Charles Hornsby completed his D.Phil. on Kenyan politics at St Antony's College, Oxford, and has since combined a professional career in information technology with a deep engagement with Kenya. He has published several articles on Kenyan politics and co-authored with David Throup the influential Multi-Party Politics in Kenya (1998). He has been a journalist or election observer during most of Kenya's recent elections and lived and worked in Ghana in 1995-8 and Kenya in 1999-2001.
Table of Contents

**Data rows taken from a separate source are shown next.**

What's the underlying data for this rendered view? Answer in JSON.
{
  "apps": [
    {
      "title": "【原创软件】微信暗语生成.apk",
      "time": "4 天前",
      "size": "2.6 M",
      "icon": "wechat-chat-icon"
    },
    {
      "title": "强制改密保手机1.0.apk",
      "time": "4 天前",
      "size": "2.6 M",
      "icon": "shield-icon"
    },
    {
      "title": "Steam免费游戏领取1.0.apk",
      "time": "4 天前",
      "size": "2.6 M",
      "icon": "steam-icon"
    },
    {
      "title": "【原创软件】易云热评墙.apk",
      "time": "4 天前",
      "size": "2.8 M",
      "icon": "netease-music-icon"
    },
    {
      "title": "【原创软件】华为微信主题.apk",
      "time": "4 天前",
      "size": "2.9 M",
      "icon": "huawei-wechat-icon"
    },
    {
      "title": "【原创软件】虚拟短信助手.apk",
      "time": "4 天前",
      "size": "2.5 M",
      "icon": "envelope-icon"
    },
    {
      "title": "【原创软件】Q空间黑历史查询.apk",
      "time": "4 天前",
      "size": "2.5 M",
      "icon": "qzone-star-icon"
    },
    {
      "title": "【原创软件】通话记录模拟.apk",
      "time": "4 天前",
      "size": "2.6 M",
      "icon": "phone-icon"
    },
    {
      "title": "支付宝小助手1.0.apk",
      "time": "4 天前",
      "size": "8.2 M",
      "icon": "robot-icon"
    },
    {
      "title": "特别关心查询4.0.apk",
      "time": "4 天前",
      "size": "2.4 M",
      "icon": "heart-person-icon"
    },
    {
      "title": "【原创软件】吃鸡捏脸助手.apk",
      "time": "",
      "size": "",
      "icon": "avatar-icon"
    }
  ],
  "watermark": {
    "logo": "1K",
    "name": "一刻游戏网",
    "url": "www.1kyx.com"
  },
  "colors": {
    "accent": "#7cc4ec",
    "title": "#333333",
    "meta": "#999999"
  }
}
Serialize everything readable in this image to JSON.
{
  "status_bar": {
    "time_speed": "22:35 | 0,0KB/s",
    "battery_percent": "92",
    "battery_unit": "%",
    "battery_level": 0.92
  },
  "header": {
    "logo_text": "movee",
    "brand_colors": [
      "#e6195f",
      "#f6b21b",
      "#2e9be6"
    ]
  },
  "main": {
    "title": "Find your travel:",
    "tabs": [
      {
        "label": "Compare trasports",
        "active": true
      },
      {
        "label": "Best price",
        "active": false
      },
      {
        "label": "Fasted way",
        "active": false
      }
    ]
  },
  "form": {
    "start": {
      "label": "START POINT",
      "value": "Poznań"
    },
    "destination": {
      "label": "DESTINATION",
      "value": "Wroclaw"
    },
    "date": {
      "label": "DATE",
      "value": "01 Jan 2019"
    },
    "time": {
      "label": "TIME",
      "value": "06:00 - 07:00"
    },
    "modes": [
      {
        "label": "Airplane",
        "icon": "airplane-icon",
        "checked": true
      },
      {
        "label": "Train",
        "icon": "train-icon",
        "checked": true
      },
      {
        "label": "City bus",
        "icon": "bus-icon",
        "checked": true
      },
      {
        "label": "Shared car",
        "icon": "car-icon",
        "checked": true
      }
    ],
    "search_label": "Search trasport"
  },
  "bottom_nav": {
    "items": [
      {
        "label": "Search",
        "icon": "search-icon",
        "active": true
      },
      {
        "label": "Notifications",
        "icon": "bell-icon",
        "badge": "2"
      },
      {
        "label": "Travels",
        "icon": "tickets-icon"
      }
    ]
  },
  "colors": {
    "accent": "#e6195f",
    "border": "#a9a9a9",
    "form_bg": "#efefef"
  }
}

'To explain the ambiguities in the Kenyan nation and state is not easy. But with great thoroughness, edged with sometimes startling insight, Hornsby has done just that.' – John Lonsdale, Emeritus Professor of Modern African History, University of Cambridge'The definitive study of independent Kenya.' – David Throup, Senior Associate, Africa Program, The Center for Strategic and International Studies, Washington, DC'This is the first full history of Kenya's half-century of independence. And it is more than that. Hornsby roots independent Kenya's problems in its many colonial crises, particularly the brutally divisive Mau Mau war. Since then Kenya has experienced rapid change, not least its explosive population growth, and crises, often resolved, at least temporarily, by illegal government action. But the underlying continuities are extraordinary.Hornsby shows how Kenya's most recent tragedy, the killings and evictions that followed the 2007 general election, can be traced back to the political deals of decolonisation. To explain the ambiguities in the Kenyan nation and state is not easy. But with great thoroughness, edged with sometimes startling insight, Hornsby has done just that.' – John Lonsdale, Emeritus Professor of Modern African History, University of Cambridge'Charles Hornsby has followed Kenya intensely for decades and watched the twists and upsets of its dramatic politics. Now he has written a heavyweight and lucid history of this fascinating and important country. His account is a grand narrative full of sharp insights.' – Richard Dowden, Chairman Royal African Society'The definitive study of independent Kenya. Hornsby has an encyclopaedic knowledge of Kenyan politics and politicians.' – David Throup, Senior Associate, Africa Program, The Center for Strategic and International Studies, Washington, DC